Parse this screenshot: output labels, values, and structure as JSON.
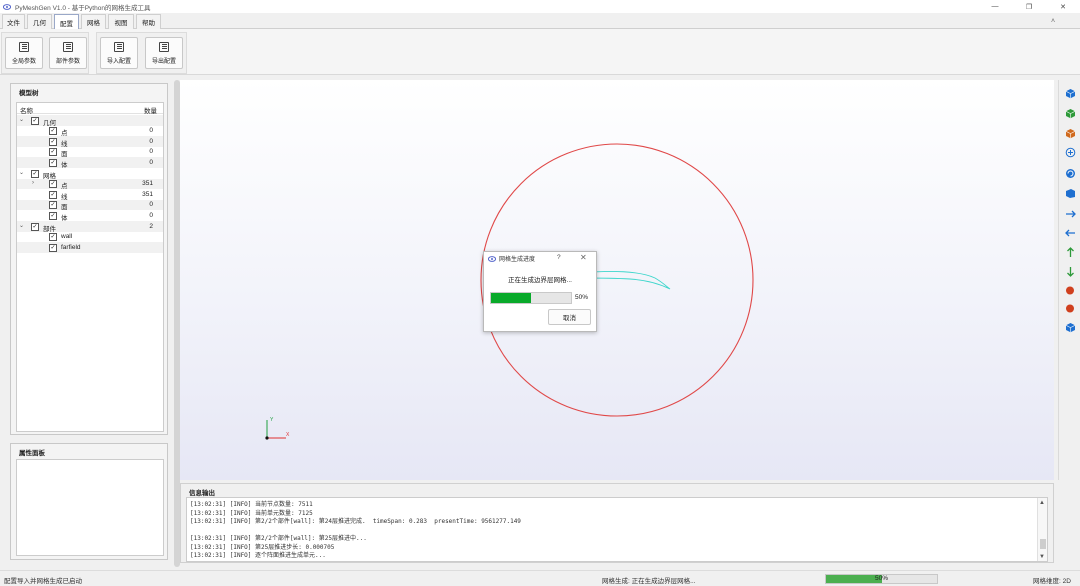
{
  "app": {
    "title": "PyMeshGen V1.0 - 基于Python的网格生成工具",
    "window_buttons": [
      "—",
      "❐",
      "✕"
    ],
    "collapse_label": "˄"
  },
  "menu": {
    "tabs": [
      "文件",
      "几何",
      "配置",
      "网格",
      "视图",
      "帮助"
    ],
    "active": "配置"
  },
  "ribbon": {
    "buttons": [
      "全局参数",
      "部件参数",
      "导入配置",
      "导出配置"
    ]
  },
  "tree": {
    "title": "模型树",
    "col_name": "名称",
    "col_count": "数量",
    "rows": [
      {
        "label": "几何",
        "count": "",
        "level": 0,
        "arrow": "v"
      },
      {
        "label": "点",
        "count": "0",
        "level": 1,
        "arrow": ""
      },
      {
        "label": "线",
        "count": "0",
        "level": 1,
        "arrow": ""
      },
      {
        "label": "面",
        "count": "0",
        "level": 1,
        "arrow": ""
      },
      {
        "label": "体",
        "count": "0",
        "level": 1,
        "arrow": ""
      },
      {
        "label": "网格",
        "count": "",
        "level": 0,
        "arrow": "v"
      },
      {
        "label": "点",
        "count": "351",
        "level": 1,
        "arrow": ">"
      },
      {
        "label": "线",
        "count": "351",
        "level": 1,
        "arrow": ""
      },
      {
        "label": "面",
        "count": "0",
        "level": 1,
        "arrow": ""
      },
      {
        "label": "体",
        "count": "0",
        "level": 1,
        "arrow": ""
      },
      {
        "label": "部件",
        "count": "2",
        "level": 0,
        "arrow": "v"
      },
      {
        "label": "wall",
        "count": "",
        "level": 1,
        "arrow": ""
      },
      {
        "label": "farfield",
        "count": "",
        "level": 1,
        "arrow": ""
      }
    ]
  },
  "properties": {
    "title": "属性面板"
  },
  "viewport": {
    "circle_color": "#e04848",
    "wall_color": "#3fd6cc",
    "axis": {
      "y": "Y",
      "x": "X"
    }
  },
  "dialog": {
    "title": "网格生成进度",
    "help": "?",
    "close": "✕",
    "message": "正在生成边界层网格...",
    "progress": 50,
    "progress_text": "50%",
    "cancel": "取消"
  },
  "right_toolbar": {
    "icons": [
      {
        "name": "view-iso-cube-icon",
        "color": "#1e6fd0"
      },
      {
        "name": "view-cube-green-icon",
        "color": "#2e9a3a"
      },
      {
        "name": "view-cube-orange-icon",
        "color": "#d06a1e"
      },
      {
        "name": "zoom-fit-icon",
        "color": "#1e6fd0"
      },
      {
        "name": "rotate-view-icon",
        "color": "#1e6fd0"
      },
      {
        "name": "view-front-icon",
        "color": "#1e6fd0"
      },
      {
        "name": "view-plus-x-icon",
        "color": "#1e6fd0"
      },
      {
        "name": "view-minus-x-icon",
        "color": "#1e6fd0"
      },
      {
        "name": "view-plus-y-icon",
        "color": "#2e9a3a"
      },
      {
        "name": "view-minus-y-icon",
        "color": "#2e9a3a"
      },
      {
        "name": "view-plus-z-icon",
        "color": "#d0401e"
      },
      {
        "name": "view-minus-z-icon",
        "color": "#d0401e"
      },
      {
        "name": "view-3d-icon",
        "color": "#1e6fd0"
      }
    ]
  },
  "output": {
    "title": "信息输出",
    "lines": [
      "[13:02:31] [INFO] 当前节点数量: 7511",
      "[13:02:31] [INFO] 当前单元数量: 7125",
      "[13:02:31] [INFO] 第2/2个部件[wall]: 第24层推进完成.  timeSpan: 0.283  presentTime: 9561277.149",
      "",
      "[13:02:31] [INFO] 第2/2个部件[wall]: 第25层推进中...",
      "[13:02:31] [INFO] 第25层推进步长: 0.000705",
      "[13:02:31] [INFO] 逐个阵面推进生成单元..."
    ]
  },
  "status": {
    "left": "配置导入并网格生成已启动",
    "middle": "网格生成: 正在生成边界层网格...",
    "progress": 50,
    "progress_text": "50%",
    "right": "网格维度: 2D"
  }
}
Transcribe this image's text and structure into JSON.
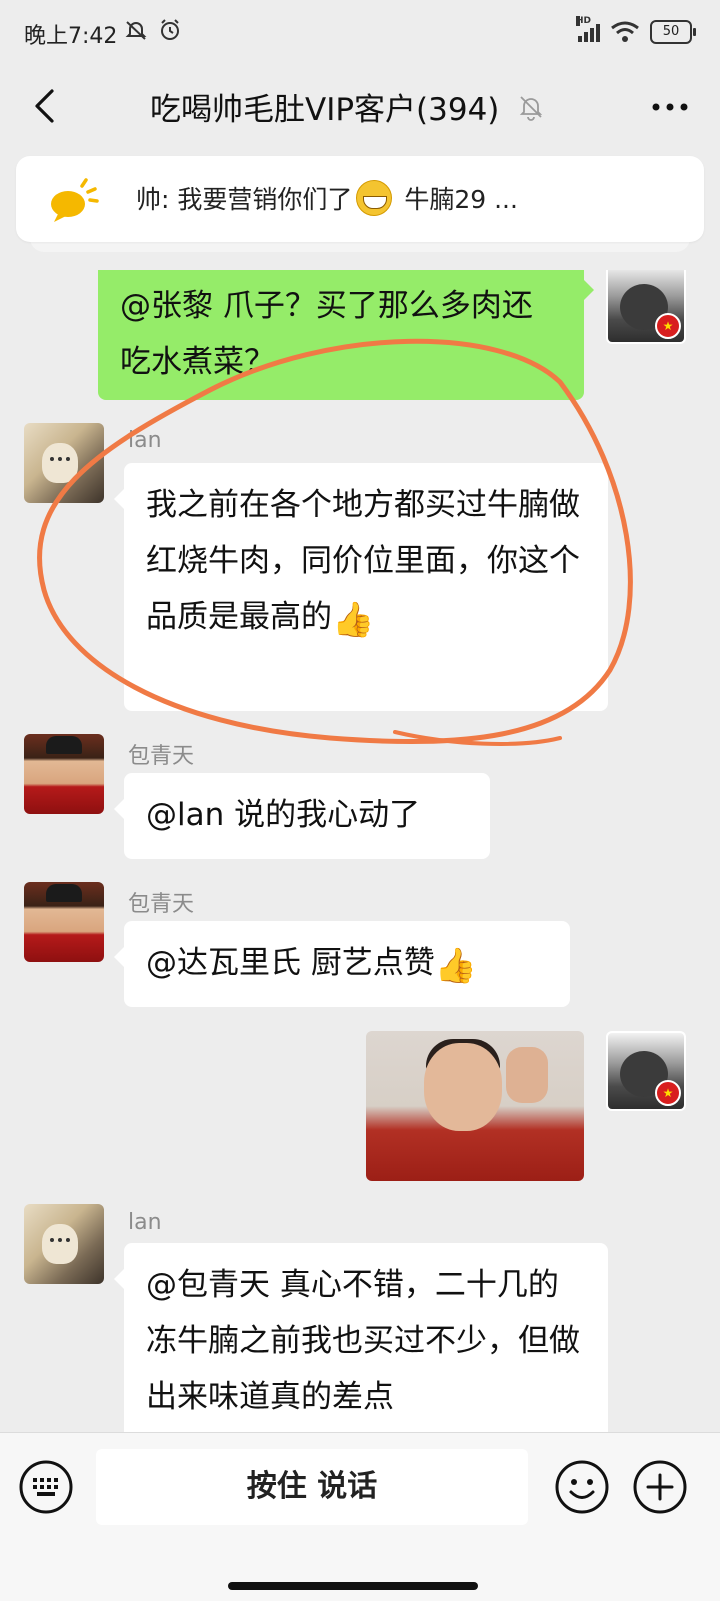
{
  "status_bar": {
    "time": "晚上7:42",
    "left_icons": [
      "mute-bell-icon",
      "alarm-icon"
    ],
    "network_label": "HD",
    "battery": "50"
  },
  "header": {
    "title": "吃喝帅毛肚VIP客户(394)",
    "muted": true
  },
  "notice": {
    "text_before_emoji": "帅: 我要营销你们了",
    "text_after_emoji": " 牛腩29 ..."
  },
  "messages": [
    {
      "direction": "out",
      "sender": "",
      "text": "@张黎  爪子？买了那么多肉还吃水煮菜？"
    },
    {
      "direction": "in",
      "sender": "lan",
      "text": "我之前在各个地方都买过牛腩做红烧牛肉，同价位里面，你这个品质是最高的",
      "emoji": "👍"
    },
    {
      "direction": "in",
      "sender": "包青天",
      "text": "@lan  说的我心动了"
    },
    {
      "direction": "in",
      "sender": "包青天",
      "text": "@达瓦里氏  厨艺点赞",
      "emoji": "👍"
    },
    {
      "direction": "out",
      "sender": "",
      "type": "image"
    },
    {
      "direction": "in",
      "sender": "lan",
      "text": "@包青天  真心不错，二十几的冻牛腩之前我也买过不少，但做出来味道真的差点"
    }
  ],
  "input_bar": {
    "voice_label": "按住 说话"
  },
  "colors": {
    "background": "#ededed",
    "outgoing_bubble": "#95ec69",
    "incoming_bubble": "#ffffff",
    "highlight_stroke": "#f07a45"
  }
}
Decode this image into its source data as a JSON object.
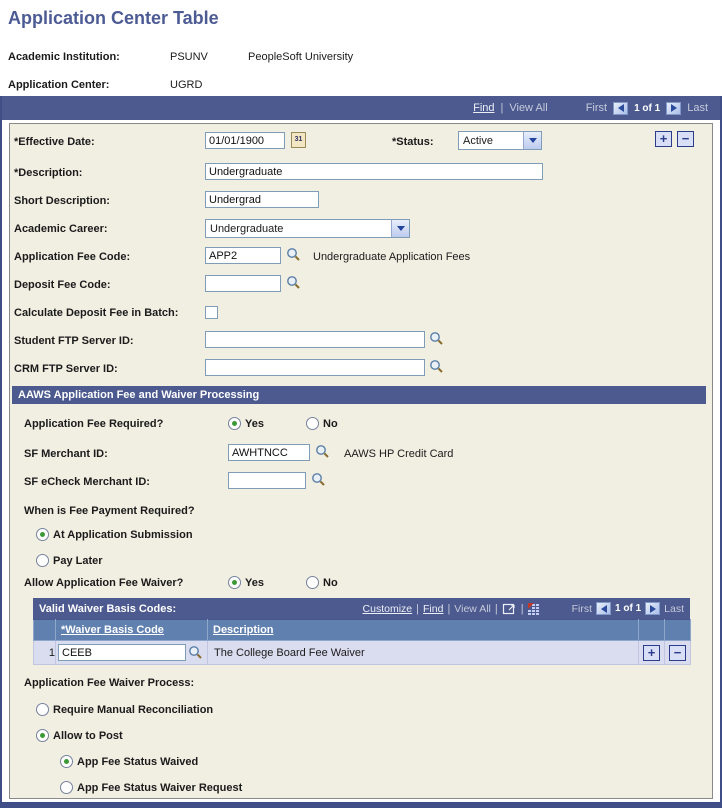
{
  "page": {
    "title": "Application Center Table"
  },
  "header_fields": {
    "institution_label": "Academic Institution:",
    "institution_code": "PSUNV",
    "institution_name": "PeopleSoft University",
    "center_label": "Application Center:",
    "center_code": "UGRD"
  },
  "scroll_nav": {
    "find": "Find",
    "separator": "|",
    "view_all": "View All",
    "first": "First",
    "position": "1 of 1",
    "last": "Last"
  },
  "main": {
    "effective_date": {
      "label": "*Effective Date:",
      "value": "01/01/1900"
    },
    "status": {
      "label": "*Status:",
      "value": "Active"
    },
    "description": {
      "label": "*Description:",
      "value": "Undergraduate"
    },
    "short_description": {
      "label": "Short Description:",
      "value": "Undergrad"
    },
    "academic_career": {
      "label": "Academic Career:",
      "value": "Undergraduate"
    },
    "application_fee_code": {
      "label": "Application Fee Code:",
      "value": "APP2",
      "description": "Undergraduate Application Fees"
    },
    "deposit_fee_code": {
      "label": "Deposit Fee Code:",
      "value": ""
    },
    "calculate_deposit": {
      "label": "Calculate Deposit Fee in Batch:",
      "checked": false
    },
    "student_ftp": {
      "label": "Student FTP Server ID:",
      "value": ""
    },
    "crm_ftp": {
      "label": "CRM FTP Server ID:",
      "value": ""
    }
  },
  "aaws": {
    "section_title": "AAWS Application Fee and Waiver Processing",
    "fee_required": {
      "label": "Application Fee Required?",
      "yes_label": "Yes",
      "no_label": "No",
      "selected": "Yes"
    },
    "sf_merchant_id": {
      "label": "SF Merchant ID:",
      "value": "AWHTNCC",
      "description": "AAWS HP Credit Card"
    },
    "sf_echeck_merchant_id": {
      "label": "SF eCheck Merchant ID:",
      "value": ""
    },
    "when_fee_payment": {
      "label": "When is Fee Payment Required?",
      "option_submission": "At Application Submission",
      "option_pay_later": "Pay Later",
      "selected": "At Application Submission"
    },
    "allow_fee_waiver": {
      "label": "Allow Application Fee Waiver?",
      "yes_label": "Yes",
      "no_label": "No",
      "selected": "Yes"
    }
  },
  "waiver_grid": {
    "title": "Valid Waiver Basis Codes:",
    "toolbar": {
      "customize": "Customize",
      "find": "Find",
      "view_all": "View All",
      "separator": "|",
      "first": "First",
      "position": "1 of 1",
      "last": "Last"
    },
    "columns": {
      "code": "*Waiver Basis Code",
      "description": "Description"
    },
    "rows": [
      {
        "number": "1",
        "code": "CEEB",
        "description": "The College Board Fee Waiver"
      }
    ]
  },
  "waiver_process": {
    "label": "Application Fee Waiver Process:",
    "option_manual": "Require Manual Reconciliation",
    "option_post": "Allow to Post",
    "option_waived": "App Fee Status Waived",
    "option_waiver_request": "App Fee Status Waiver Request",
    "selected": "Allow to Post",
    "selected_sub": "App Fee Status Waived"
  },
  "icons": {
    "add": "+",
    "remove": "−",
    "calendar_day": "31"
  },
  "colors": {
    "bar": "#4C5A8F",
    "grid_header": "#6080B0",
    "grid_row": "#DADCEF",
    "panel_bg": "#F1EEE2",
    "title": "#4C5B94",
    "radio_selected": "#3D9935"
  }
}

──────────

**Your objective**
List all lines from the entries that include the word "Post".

**Task answer**
    "option_post": "Allow to Post",
    "selected": "Allow to Post",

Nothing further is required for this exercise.